These two examples are only intended to illustrate the breadth of the area in which List.Generate() can be used. When using List.Generate(), there are hardly any limits to your creativity!
List.Generate() and performance considerations
Even at the risk of repeating myself, I would like to renew my recommendation from the first part of the series on "Loops in M" at this point: Loops should only be considered as a solution in M as one of the last options. They should only be an option if the problem cannot be solved with the standard functions of the M library. Processing entire data sets is always preferable to handling rows individually.
In the first part of this series, we criticized recursive functions for not supporting tail call elimination, which led to an error at about 11,000 loop iterations and thus to the termination of the loop. List.Generate() does not have this problem. The example above shows that even billions of loop passes are possible without any issues, while providing considerably improved performance compared to recursive functions.
An additional performance tip: If you access "Tables" or "Lists" within List.Generate(), you should move them to memory using Table.Buffer("Your Table") or List.Buffer("Your List"). In this way, you prevent the "Table" or "List" from being re-evaluated every time you run a loop, thus increasing performance. However, you buy this advantage at the cost of "query folding" no longer happening after that point. In the end, the use of Table.Buffer() or List.Buffer() is a trade-off. Since "query folding" is only relevant for certain data sources, such as databases (SQL Server, Oracle, etc.), and does not play a role with other sources, such as Excel or flat files, there is not always a disadvantage.
What we have learned and how we proceed?
With List.Generate() we got to know a way to create "Do-While-Loops" in M for Power Query. It is a good alternative to the classic recursive function, because it has clear performance advantages and also supports tail call elimination.
List.Generate() has four parameters, all of which are functions themselves. The parameter "initial" is the start value of the loop. The start value can be scalar values or structured values like "Tables", "Records" or "Lists". These do not have to be stored as fixed values in List.Generate(), but can also be obtained from variables or parameters outside of List.Generate().
The parameter "condition" contains the execution condition of the loop, while the parameter "next" defines what should happen in each iteration with the intermediate result of the previous loop pass. The output of the final result can be influenced via the optional parameter "selector".
The third and last part of the series deals with the creation of "For-Next" loops in Power Query. For this we will use the function List.Accumulate(). If you are also interested in the other parts of this series, you can learn more here:
Do you know the other parts of the series?
I hope you liked the article and will also read the other parts of the series. If that's the case, please also don't forget to share this article with other people!
See you next time!
Many greetings from Hamburg
Alejandro Bedoya (Sonntag, 13 September 2020 21:38)
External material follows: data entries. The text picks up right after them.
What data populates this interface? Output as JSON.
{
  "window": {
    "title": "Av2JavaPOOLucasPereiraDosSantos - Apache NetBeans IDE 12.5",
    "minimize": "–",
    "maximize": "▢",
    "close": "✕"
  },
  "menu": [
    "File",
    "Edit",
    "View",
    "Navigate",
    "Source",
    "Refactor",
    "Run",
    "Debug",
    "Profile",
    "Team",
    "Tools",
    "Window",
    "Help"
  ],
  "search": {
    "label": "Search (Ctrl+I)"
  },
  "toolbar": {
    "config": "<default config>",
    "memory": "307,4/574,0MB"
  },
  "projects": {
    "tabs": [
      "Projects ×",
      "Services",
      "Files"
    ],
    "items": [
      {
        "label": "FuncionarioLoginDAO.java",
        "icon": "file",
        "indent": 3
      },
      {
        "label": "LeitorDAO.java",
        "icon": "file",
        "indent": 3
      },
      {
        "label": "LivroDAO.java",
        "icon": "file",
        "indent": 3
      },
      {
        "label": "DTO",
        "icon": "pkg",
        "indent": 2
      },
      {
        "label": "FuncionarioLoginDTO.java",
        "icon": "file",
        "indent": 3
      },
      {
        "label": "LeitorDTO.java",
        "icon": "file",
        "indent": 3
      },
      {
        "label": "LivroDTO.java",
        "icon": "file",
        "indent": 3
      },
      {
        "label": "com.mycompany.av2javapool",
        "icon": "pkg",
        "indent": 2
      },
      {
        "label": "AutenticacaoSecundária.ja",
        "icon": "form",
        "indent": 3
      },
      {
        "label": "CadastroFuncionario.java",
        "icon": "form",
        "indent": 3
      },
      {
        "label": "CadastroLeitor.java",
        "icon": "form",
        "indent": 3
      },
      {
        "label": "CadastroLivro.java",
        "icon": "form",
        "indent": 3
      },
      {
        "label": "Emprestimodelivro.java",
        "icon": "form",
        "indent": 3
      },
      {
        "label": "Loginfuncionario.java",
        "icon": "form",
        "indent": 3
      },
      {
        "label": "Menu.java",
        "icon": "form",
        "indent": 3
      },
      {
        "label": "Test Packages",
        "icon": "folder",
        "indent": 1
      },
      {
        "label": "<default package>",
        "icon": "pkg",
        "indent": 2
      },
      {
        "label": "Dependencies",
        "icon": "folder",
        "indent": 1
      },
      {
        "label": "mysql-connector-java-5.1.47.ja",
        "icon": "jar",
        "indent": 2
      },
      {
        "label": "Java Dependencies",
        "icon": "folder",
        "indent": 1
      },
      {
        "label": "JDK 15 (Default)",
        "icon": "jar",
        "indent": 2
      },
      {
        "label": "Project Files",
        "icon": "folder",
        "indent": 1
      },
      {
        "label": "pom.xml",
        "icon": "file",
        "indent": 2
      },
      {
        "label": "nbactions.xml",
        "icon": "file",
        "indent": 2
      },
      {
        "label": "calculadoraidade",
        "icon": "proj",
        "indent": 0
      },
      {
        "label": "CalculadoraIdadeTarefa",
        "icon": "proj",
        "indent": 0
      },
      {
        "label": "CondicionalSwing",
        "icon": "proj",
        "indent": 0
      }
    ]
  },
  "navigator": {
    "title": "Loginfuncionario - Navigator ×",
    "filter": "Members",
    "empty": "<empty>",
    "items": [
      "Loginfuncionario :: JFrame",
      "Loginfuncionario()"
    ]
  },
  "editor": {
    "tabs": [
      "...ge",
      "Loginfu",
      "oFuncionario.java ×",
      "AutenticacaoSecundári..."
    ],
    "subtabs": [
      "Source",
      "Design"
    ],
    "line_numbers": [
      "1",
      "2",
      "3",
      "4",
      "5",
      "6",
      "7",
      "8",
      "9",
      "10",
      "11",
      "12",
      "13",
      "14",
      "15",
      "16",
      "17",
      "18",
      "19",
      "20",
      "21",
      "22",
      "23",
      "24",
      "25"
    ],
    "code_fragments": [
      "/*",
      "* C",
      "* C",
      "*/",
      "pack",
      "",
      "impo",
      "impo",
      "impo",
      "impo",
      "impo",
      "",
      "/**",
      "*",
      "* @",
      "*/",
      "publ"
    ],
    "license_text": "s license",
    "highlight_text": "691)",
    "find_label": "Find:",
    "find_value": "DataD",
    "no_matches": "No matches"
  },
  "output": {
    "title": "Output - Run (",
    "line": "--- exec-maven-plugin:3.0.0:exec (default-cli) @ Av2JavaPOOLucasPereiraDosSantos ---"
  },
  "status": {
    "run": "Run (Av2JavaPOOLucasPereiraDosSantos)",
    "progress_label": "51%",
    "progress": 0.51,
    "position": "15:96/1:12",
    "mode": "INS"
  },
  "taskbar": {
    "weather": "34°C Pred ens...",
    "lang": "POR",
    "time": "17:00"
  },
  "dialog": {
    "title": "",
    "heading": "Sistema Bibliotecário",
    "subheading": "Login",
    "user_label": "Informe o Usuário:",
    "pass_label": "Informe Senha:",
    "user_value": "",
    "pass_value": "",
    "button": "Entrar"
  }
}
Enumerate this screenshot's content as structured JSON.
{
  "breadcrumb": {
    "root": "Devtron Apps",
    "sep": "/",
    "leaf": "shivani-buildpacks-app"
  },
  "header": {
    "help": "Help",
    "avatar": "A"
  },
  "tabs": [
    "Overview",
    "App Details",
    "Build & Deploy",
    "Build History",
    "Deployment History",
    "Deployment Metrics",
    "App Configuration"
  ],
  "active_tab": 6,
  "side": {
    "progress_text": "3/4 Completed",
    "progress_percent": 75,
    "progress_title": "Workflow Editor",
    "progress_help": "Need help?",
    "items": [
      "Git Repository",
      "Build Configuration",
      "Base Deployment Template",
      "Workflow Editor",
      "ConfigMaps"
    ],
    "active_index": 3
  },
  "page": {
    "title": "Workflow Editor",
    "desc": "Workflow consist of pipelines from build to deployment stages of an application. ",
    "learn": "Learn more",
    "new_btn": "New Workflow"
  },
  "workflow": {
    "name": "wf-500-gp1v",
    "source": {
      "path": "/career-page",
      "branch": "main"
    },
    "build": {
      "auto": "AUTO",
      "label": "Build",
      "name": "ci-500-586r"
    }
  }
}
Mil gracias por la información es muy practica para lo que quiero realizar.
Maarten (Freitag, 26 Februar 2021 13:36)
Really awesome, thourough and clear description of the mechanics of looping in M script. Have not encountered a better source yet. Thank you so much.